Where the SFC gets its fact wrong, though is on FireWire v. USB 2.0. While they're right in saying that USB 2.0 is now appearing on most new PC mobos, the notion that USB 2.0 is "slightly faster" than FireWire is just not correct. As a number of published tests have shown, USB 2.0 peripherals, like early iterations of FireWire, are not yet optimized to max out USB 2.0's bandwidth.

The SFC article itself demonstrates this point, by stating that a full CD which took 6 seconds to move to iPod took 8 minutes to get to a Nomad using USB 1.1.

The comparison praises the Apple touch wheel on the latest iPods, as well as its lower prices and slimness.

The Rio, which also has 20GB of storage, like the high-end iPod, doesn't fare nearly as well in the comparo. It's twice as thick as the iPod, and weighs 10oz, versus just over 7 for the iPod. Nomad loses points for poor ergonomics - which extend to bad port organization in the placement of the USB port and headphone jack. For this, the Rio loses by design.

The Nomad 3, at a not-inexpensive $400, does have features the iPod doesn't, the article notes - with capacity even extending to 40GB for the price of the 20GB iPod ($499).

Equipped with both USB and FireWire, the Nomad, which works only with certain versions of Windows, can do direct recording from CD without a PC, and also features line in/out.

But it's heavy - more than 10oz even without batteries.

Conclusion? iPod's in a class of its own.

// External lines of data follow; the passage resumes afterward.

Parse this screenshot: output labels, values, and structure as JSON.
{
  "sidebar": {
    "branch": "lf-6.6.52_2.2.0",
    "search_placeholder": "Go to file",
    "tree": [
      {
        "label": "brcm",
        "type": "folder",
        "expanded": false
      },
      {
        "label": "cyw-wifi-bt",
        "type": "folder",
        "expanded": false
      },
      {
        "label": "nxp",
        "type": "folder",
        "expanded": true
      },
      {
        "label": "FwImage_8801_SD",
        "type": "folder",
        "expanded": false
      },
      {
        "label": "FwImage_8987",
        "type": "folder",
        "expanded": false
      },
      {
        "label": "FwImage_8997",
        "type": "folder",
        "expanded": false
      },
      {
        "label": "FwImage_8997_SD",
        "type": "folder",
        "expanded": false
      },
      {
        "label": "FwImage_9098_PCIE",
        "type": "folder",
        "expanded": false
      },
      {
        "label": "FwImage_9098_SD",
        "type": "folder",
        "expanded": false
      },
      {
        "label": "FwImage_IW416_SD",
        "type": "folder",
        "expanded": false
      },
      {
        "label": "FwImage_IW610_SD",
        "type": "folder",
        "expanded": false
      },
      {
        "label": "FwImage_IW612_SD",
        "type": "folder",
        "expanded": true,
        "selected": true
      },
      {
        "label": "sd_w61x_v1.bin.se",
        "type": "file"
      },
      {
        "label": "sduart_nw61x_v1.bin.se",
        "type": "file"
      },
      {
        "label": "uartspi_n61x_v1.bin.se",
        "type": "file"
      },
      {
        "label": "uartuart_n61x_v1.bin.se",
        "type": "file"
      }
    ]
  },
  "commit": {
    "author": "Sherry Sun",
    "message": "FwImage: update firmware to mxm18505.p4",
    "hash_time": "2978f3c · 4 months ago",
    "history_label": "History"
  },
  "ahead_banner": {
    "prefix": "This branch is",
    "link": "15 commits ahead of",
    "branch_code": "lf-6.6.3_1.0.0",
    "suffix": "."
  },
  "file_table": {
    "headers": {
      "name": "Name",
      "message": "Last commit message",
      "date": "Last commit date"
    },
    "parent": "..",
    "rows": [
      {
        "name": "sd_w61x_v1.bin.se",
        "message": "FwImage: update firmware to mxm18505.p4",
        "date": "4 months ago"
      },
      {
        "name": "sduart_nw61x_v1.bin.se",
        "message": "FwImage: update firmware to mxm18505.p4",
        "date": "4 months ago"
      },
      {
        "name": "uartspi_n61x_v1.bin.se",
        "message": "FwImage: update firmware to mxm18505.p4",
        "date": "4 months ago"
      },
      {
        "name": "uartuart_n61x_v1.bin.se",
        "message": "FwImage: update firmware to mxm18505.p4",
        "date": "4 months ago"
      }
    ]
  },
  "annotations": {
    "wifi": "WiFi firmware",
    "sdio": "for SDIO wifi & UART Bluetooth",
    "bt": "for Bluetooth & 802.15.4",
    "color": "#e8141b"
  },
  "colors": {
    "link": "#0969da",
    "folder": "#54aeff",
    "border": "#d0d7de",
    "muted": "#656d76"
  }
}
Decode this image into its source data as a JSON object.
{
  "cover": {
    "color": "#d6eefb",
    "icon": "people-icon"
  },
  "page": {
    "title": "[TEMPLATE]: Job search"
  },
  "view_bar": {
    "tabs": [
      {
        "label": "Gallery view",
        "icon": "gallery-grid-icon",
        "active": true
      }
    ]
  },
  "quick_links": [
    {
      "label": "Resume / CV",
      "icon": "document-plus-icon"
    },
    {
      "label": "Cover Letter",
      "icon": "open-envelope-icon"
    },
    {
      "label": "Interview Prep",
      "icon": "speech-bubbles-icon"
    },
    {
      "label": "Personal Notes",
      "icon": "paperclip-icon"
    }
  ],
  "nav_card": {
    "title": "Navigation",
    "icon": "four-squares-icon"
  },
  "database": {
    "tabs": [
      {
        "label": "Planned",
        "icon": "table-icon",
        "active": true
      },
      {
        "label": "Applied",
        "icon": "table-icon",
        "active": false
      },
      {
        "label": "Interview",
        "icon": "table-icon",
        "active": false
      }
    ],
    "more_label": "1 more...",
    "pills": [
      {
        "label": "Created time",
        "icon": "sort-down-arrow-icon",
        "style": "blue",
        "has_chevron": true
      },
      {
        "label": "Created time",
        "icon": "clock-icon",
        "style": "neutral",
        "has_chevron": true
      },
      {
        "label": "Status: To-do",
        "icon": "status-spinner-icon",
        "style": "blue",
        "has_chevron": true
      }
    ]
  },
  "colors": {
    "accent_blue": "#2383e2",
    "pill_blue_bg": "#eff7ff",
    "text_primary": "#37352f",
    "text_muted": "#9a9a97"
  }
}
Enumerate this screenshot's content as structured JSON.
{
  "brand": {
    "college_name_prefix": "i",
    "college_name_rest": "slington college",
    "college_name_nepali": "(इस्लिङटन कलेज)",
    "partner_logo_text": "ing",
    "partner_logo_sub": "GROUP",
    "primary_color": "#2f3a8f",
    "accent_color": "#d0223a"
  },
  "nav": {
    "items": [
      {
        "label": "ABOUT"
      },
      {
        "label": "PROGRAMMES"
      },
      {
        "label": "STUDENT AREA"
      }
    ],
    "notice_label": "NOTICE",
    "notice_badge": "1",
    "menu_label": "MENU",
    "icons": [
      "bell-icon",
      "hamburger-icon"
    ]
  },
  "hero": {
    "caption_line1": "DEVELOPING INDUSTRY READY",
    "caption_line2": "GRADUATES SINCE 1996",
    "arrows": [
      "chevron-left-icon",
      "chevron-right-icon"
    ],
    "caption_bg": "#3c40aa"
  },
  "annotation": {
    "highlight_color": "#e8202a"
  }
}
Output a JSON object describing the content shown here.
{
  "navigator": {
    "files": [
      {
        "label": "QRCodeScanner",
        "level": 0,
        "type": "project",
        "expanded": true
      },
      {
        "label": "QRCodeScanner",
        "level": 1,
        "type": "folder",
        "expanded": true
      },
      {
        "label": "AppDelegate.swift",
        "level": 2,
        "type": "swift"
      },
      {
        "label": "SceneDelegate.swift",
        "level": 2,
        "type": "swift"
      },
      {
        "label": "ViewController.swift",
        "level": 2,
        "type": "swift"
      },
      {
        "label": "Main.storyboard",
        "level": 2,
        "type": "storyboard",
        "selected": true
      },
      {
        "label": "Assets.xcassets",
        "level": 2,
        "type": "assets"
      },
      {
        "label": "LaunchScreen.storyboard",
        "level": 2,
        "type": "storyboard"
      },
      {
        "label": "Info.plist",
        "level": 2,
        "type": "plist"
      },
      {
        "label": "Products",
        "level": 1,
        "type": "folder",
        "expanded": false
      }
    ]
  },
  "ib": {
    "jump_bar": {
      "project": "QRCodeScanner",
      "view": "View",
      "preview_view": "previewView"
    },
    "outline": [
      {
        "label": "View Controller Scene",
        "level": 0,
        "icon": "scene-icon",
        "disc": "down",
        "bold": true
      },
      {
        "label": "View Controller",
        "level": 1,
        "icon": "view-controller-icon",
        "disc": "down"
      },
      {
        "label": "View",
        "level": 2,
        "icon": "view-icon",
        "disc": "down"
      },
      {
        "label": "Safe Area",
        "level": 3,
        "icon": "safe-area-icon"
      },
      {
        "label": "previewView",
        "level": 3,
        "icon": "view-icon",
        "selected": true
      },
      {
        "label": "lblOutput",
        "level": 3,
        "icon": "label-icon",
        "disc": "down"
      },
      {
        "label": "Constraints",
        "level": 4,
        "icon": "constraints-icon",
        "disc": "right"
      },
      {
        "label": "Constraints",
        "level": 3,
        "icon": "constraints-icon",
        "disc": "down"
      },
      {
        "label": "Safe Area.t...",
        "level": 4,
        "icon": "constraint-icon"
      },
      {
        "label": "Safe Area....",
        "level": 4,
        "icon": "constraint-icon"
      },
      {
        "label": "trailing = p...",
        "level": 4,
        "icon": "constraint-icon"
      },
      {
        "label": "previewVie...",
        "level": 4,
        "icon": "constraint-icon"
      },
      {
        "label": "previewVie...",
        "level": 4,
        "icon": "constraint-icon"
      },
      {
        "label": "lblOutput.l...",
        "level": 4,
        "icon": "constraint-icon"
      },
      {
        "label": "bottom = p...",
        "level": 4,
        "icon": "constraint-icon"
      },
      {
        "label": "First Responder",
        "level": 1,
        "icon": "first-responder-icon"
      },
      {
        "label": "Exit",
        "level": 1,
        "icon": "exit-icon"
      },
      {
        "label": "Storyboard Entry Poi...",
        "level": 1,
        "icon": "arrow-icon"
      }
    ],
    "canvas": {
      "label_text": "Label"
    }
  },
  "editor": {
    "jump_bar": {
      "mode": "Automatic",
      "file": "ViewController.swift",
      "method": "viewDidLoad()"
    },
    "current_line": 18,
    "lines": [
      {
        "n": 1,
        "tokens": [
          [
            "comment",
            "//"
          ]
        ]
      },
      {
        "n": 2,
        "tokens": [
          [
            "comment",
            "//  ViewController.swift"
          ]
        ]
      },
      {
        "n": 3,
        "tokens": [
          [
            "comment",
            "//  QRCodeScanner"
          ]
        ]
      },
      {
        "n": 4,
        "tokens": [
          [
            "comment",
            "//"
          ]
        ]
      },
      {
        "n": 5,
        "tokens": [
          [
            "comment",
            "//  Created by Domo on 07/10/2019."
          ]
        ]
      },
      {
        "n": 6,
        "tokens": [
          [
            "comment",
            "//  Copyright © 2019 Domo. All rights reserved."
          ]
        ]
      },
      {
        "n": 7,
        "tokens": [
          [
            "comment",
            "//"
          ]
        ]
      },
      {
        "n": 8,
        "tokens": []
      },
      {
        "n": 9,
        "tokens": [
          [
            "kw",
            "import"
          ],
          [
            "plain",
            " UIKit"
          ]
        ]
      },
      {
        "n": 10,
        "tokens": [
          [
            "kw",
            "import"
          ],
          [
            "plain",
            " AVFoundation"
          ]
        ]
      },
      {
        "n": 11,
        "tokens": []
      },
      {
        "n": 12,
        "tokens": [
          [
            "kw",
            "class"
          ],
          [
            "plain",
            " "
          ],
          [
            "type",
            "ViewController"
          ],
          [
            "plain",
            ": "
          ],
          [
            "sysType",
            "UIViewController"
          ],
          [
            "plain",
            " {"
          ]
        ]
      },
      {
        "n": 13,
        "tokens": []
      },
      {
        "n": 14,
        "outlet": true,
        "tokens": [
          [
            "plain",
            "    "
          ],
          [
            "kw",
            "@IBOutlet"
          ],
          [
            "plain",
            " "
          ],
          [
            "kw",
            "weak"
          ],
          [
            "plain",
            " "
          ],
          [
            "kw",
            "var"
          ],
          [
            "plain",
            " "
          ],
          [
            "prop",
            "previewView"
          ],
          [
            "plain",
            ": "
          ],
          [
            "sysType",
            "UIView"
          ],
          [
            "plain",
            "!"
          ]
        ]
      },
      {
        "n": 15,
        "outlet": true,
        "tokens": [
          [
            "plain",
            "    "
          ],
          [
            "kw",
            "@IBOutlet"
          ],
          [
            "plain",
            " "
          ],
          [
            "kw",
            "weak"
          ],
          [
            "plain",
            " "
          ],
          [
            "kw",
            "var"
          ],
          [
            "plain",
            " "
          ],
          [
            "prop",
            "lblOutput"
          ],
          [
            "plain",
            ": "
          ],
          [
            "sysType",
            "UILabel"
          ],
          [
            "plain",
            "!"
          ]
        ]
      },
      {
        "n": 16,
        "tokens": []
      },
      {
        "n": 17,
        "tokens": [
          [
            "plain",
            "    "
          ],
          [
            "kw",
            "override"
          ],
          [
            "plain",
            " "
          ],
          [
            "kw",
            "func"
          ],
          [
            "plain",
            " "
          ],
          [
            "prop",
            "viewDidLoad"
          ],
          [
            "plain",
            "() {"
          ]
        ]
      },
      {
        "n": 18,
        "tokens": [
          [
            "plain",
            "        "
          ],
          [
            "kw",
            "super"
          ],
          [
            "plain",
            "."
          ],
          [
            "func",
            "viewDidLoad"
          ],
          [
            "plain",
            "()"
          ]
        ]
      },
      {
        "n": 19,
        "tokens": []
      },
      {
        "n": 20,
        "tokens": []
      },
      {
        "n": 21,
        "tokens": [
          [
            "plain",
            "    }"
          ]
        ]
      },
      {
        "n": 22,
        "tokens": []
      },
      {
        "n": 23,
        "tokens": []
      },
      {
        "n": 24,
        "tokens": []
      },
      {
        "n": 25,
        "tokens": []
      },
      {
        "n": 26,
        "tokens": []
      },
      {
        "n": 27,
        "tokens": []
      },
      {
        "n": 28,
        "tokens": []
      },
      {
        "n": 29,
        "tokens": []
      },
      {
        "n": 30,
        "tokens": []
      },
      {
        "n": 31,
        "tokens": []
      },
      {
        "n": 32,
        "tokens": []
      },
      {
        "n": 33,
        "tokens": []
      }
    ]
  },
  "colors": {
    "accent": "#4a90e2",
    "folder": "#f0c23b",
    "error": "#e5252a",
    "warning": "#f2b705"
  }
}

Analysis: The analysts are right: there's a $1 billion market for iPod out there and, the good thing is, Apple can reinvest a big chunk of that into our next Power Macs, PowerBooks and iMacs. And Windows users will have paid for it. Delicious irony, somehow.